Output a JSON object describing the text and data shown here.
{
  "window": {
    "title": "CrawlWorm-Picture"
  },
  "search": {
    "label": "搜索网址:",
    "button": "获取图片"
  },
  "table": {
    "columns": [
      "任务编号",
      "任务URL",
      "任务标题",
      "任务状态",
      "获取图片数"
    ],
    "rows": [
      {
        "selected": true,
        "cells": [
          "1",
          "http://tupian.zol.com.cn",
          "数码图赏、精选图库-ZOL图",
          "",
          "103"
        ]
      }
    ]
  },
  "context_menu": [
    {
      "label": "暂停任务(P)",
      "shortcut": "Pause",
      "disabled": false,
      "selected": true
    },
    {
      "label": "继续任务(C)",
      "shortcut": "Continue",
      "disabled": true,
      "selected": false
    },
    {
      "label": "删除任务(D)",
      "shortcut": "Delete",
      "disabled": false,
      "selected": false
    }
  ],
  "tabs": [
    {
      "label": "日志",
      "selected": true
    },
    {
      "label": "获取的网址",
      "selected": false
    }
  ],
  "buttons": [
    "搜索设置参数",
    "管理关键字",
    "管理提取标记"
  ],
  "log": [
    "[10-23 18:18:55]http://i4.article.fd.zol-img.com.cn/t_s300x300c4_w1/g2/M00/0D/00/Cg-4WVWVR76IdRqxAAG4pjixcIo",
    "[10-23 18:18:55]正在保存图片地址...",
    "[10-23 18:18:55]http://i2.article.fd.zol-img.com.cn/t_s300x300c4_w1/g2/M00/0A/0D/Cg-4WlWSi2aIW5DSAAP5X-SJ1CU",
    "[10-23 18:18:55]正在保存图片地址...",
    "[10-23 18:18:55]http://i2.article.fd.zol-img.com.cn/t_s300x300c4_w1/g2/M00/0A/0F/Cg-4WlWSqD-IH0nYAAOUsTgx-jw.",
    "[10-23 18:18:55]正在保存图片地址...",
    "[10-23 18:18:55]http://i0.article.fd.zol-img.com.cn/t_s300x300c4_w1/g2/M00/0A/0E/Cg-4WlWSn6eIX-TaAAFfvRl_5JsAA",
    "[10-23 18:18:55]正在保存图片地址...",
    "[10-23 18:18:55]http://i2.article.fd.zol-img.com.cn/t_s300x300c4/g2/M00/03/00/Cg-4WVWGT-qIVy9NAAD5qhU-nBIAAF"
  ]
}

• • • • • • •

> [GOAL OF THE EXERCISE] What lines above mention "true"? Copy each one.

> [RESULT FOR THIS TASK]
        "selected": true,
      "selected": true
      "disabled": true,
      "selected": true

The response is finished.